During today’s coverage of the final round of the U.S. Open, you will likely hear someone refer to “traditional U.S. Open setups.” This phrase has become shorthand for the narrow fairways, thick rough, firm greens, high scores, and manly suffering that supposedly characterized U.S. Opens of old.
Often commentators invoke the phrase to criticize the USGA’s recent efforts to take the national championship to wide courses like Chambers Bay, Erin Hills, and the restored Shinnecock Hills. Some even see this week’s verdant iteration of Pebble Beach, which yielded 26 under-par scores through 54 holes, as a departure from tradition.
But when we say “traditional U.S. Open setups,” which tradition—which era, exactly—are we talking about?
Many would point to the middle of the 20th century, specifically to the 1934-1968 reign of Joseph C. Dey, Jr., as executive director of the USGA. In an entertaining essay for the Golf Channel website last year, Brandel Chamblee praised Dey’s legacy:
“His course setups were not built around consensus, they were driven by one simple overriding philosophy: to find the one player who was most in control of his emotions, mind and golf shots.

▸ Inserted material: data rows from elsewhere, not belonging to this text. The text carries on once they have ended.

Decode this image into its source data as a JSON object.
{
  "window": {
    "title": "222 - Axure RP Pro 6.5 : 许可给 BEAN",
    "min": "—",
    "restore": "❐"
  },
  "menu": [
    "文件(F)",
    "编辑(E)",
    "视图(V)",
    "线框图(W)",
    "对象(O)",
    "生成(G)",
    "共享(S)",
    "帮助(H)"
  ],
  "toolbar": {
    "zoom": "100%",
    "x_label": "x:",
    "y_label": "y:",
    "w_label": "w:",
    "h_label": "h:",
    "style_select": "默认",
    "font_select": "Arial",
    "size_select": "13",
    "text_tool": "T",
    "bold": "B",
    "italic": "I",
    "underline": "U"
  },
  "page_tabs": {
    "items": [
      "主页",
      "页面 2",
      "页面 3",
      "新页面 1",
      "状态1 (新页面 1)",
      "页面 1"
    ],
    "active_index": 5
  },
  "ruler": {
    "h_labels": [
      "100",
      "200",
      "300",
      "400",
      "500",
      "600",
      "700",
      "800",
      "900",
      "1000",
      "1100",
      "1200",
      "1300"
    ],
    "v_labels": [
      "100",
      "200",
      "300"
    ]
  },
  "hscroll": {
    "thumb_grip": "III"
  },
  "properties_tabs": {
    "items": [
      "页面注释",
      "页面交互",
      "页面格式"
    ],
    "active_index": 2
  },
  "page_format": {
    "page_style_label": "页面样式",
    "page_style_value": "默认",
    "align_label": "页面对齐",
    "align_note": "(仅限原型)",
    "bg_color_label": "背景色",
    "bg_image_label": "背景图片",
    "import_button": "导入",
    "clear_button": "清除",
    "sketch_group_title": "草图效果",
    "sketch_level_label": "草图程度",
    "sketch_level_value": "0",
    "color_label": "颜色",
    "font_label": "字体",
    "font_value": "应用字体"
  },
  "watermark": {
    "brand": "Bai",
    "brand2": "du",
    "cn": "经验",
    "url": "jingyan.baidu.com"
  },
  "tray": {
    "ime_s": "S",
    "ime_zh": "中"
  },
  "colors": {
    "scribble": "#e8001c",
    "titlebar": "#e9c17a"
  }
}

U.S. Opens were often punishing to the best players and unforgiving, both off the tee and around the green. There was no thought to the recovery…. U.S. Opens were about great execution of the shot at hand, right here and now.”
These claims call for a more in-depth historical assessment than this article will offer, but let’s start with the fact that, until after Dey retired from the USGA in 1968, the cumulative winning scores at the U.S. Open were not consistently higher than those at the Open Championship.
A decade-by-decade comparison of average cumulative winning scores at the Open Championship and the U.S. Open. Note: Because of World War II, only four Opens and six U.S. Opens were contested in the 1940s.
There was one respect, however, in which the U.S. Open may have appeared to be more difficult than the Open. Starting in the 1950s, the U.S. Open’s average winning score to par was substantially higher than the Open’s. That was because the USGA had begun assigning a par of 70 to nearly all national championship venues.
A decade-by-decade comparison of average winning scores to par at the Open Championship at the U.S. Open. Note: The U.S. Open began tracking score to par in 1930; the Open did not follow suit until 1938.
A decade-by-decade comparison of the average assigned par values of Open Championship and U.S. Open courses
These numbers do not in themselves debunk the notion that the U.S. Open was a more demanding test of golf than the Open. For that, we would need to look at average scores for the entire field. Still, the general historical trends in winning score and assigned par suggest that we need to rethink some common assumptions.
First, Joe Dey’s great innovation may not have been the “traditional U.S. Open setup.” It may instead have been discovering how to manipulate par in order to market his organization’s premier championship as “the toughest test in golf.” The South Course at Oakland Hills, for instance, has always played to a par of 72 for members. For the past five U.S. Opens it has hosted, however, it has been a par 70. Thus, Ben Hogan won in 1954 with a score of +7, not -1.
Second, when pundits mention “traditional U.S. Open setups,” we would do well to be skeptical. Cumulative winning scores at U.S. Opens did not become decisively higher than those at Open Championships until the 1990s. Yet when people invoke U.S. Open tradition, they seem to have an earlier era in mind. They may simply be confusing nostalgia for history. Many of today’s influential voices—the “Live From” crew of Chamblee, Duval, and Nobilo, for example—played championship golf in the 90s. It’s understandable that they would yearn for that decade, and perhaps occasionally conflate it with prior decades.
Finally, as we watch what promises to be a compelling final round today, let’s not fixate on score to par, or on how this Pebble Beach stacks up against the (likely half-imagined) Pebble Beaches of U.S. Opens past.
Instead, let’s observe the sidehill lies and their influence on shot shapes. Let’s attend to the hollow thud of approach shots landing on firm greens. Let’s see this golf course for what it is: compromised by tightened fairways, shrunken greens, and encroaching infrastructure, but still a sturdy, beautiful, and well-prepared U.S. Open venue.